• _Work instructions_:
List all lines of the data containing the word "JSON".

Entries shown: Begin

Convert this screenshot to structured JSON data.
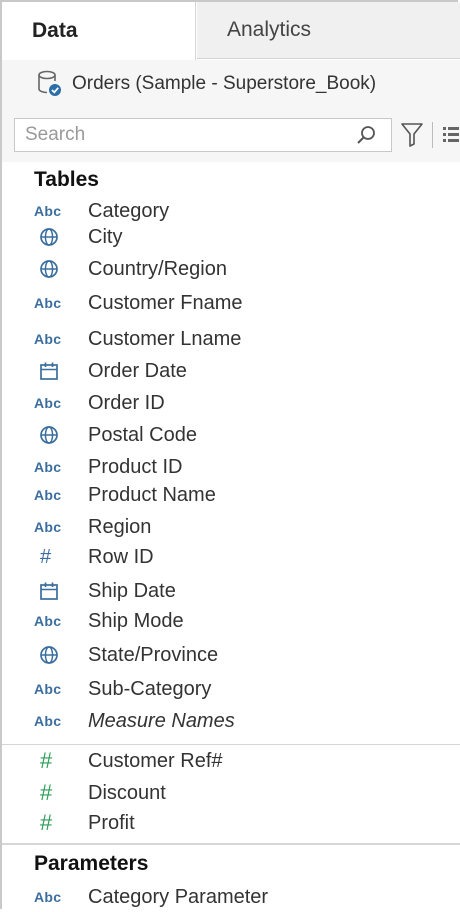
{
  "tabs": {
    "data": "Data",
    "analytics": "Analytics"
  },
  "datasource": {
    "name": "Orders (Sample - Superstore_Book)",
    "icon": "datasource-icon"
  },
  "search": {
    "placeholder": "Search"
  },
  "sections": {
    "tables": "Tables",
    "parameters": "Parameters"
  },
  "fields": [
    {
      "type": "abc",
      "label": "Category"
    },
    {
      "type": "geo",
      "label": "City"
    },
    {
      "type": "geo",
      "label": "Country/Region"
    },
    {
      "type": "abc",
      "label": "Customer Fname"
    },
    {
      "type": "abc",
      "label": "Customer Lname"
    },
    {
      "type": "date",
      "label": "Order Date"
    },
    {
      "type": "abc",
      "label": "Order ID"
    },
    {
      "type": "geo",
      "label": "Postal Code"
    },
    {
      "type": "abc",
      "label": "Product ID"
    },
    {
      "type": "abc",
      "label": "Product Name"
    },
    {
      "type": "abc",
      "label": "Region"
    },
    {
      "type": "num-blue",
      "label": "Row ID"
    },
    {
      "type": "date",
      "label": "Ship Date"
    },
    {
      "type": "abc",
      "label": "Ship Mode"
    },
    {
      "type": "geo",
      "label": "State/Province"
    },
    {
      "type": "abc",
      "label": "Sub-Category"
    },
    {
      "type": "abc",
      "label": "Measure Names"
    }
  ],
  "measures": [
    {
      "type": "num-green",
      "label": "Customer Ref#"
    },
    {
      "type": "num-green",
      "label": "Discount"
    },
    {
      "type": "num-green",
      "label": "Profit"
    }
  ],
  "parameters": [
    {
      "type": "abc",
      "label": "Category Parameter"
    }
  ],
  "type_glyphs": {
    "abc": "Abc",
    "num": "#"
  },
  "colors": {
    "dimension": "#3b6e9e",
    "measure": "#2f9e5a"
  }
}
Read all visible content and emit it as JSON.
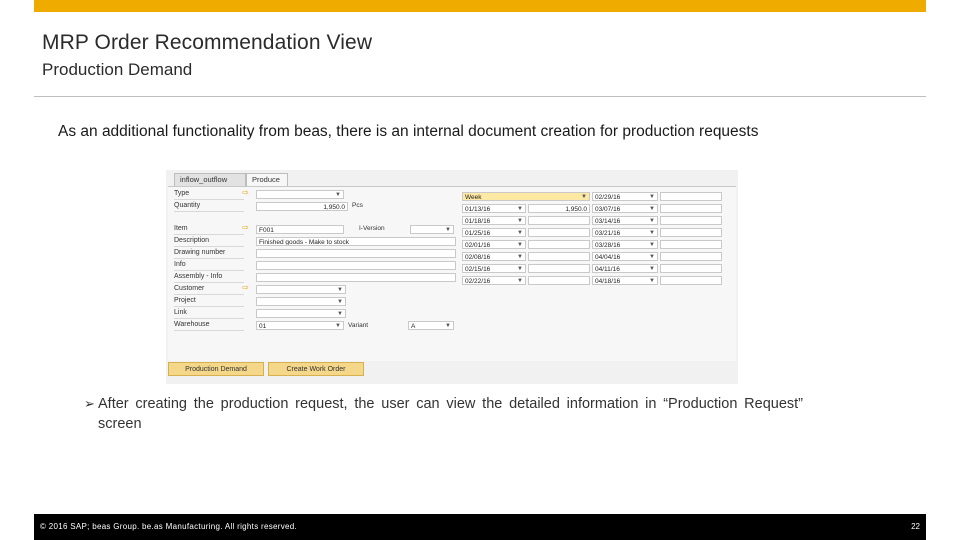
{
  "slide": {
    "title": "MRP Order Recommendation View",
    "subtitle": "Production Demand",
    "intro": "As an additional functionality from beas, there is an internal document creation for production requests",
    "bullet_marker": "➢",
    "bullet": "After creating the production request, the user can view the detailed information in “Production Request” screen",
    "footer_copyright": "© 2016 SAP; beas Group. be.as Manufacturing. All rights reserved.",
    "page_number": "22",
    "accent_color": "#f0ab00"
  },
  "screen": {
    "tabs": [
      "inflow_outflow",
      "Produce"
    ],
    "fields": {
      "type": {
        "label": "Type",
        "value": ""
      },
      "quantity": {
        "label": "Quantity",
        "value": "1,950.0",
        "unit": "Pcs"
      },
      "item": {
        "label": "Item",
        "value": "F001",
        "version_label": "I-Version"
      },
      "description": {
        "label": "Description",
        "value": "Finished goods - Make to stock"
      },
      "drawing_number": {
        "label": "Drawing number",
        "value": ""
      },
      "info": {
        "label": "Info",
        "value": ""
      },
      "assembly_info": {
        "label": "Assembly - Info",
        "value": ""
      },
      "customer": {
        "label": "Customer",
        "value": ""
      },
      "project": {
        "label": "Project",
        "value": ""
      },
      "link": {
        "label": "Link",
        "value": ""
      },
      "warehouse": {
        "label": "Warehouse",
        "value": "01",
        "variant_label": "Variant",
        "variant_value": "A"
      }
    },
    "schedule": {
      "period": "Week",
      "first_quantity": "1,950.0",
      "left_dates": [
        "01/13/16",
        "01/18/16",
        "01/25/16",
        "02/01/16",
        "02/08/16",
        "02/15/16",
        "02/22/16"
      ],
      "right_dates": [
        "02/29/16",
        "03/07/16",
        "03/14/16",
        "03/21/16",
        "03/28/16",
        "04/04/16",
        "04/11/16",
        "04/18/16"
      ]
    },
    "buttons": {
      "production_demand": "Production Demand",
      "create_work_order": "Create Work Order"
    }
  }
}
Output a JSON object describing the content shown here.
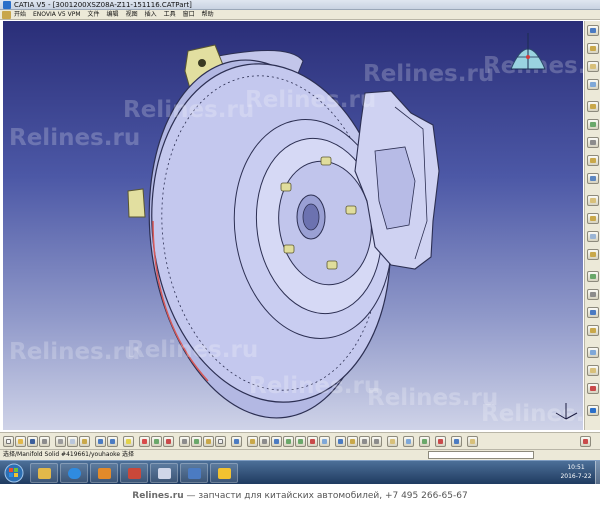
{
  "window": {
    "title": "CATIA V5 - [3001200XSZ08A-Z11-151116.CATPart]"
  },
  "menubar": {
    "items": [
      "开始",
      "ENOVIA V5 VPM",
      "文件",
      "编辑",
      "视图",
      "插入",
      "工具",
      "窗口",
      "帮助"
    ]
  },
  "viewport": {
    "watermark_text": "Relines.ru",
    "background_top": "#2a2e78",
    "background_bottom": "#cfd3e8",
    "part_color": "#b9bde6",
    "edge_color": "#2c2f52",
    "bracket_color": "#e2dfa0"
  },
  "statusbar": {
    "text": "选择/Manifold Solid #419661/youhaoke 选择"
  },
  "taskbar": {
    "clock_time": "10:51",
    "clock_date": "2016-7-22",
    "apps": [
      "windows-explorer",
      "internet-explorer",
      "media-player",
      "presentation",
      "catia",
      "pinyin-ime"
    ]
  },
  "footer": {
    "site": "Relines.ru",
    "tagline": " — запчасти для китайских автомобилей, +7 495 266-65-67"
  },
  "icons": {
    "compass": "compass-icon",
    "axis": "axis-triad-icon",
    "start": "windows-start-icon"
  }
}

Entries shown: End

• _Your solution_:
Convert this screenshot to structured JSON data.
Read all visible content and emit it as JSON.
Output a JSON object describing the content shown here.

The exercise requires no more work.